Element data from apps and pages
- - -

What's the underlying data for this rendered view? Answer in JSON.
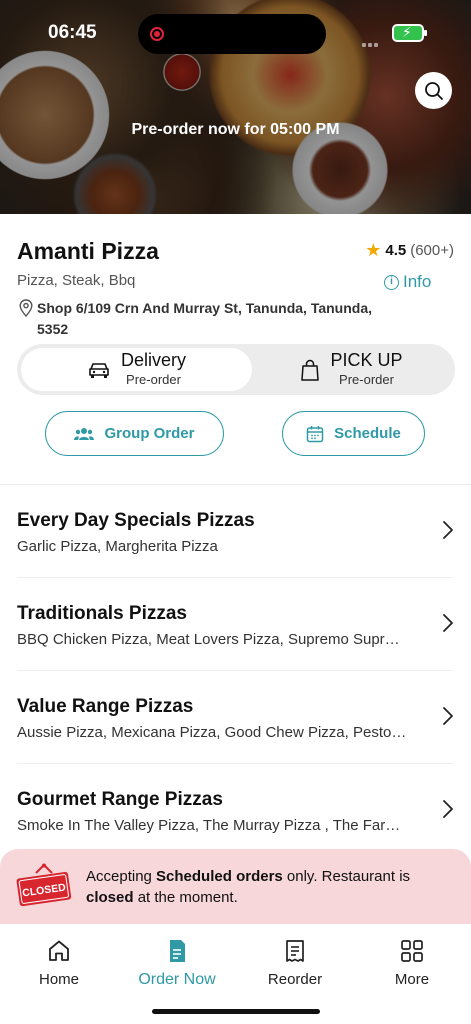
{
  "status_bar": {
    "time": "06:45"
  },
  "hero": {
    "banner_text": "Pre-order now for 05:00 PM"
  },
  "restaurant": {
    "name": "Amanti Pizza",
    "rating": "4.5",
    "rating_count": "(600+)",
    "cuisines": "Pizza, Steak, Bbq",
    "info_label": "Info",
    "address": "Shop 6/109 Crn And Murray St, Tanunda, Tanunda, 5352"
  },
  "order_type": {
    "delivery": {
      "title": "Delivery",
      "subtitle": "Pre-order",
      "selected": true
    },
    "pickup": {
      "title": "PICK UP",
      "subtitle": "Pre-order",
      "selected": false
    }
  },
  "actions": {
    "group_order": "Group Order",
    "schedule": "Schedule"
  },
  "categories": [
    {
      "title": "Every Day Specials Pizzas",
      "items": "Garlic Pizza, Margherita Pizza"
    },
    {
      "title": "Traditionals Pizzas",
      "items": "BBQ Chicken Pizza, Meat Lovers Pizza, Supremo Supr…"
    },
    {
      "title": "Value Range Pizzas",
      "items": "Aussie Pizza, Mexicana Pizza, Good Chew Pizza, Pesto…"
    },
    {
      "title": "Gourmet Range Pizzas",
      "items": "Smoke In The Valley Pizza, The Murray Pizza , The Far…"
    }
  ],
  "closed_notice": {
    "sign_text": "CLOSED",
    "part1": "Accepting ",
    "bold1": "Scheduled orders",
    "part2": " only. Restaurant is ",
    "bold2": "closed",
    "part3": " at the moment."
  },
  "tabs": [
    {
      "label": "Home",
      "icon": "home-icon",
      "active": false
    },
    {
      "label": "Order Now",
      "icon": "order-now-icon",
      "active": true
    },
    {
      "label": "Reorder",
      "icon": "receipt-icon",
      "active": false
    },
    {
      "label": "More",
      "icon": "grid-icon",
      "active": false
    }
  ],
  "colors": {
    "accent": "#2f9aa6",
    "closed_bg": "#f8d7da",
    "star": "#f2a900",
    "closed_red": "#d8262f"
  }
}
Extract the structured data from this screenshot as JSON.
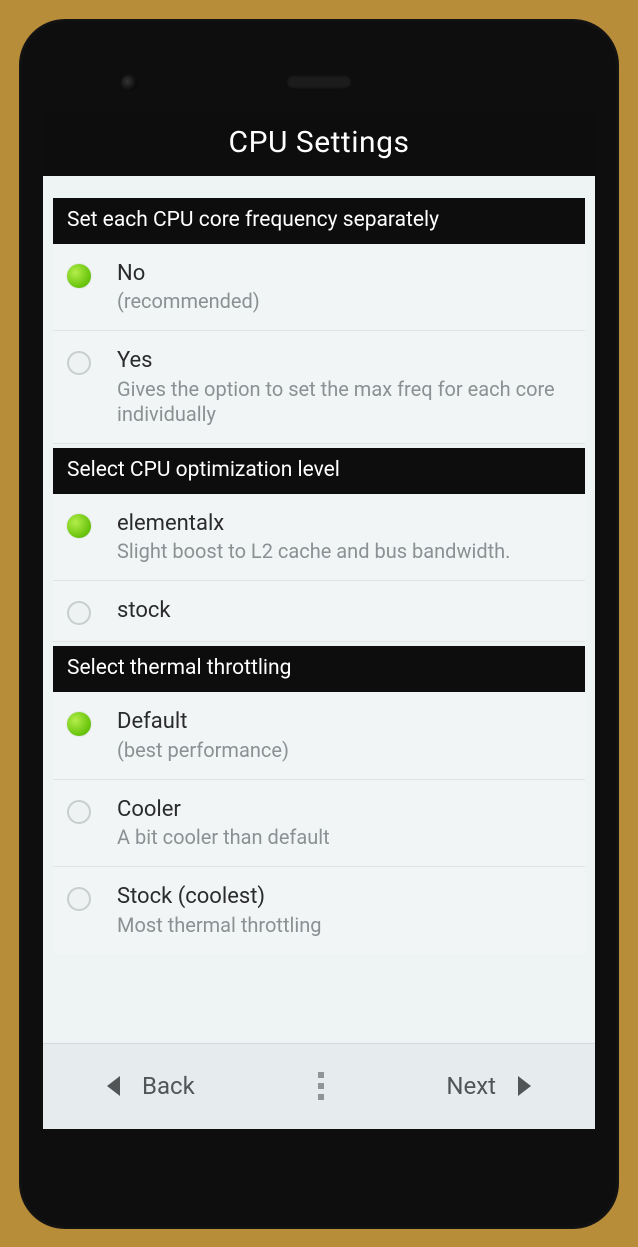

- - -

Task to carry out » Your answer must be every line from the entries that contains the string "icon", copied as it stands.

Written solution »
      "icon": "home-icon",
      "icon": "order-now-icon",
      "icon": "receipt-icon",
      "icon": "grid-icon",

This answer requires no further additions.